__Task details__.
Where a line below contains "Start", count it. Reply with the total only.

__Records shown__.
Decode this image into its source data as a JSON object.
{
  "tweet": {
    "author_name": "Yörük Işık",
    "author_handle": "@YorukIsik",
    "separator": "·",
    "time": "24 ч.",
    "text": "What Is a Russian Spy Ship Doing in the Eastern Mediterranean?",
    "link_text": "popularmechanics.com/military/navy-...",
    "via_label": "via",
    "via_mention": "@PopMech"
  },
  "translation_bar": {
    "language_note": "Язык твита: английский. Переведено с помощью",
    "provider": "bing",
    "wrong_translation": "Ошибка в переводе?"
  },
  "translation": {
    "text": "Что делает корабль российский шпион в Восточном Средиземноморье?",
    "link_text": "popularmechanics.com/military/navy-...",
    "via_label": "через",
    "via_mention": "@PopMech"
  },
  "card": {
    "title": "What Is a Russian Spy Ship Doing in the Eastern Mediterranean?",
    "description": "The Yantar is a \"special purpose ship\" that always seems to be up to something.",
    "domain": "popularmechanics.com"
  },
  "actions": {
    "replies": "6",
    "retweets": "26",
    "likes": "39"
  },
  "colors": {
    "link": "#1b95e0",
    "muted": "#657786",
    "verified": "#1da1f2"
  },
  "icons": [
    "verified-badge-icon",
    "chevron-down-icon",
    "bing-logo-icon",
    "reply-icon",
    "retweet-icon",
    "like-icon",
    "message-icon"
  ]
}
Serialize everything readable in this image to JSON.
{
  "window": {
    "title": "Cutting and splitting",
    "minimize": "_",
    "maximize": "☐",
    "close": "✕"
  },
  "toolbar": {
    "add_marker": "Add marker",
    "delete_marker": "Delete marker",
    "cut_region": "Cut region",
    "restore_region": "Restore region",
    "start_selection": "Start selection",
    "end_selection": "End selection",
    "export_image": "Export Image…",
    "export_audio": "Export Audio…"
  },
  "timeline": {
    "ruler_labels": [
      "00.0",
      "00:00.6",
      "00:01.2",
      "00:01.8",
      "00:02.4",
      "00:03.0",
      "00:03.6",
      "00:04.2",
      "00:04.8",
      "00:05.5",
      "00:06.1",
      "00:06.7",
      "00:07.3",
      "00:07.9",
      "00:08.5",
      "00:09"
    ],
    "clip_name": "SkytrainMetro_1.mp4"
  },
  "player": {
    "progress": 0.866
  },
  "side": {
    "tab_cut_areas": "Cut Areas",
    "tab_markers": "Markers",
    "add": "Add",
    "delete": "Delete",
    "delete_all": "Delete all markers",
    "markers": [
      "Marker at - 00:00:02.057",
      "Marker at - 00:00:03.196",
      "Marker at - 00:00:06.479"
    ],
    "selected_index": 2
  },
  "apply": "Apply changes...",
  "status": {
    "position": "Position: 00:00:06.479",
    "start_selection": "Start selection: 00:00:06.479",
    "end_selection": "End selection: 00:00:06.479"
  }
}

__Written reply__.
2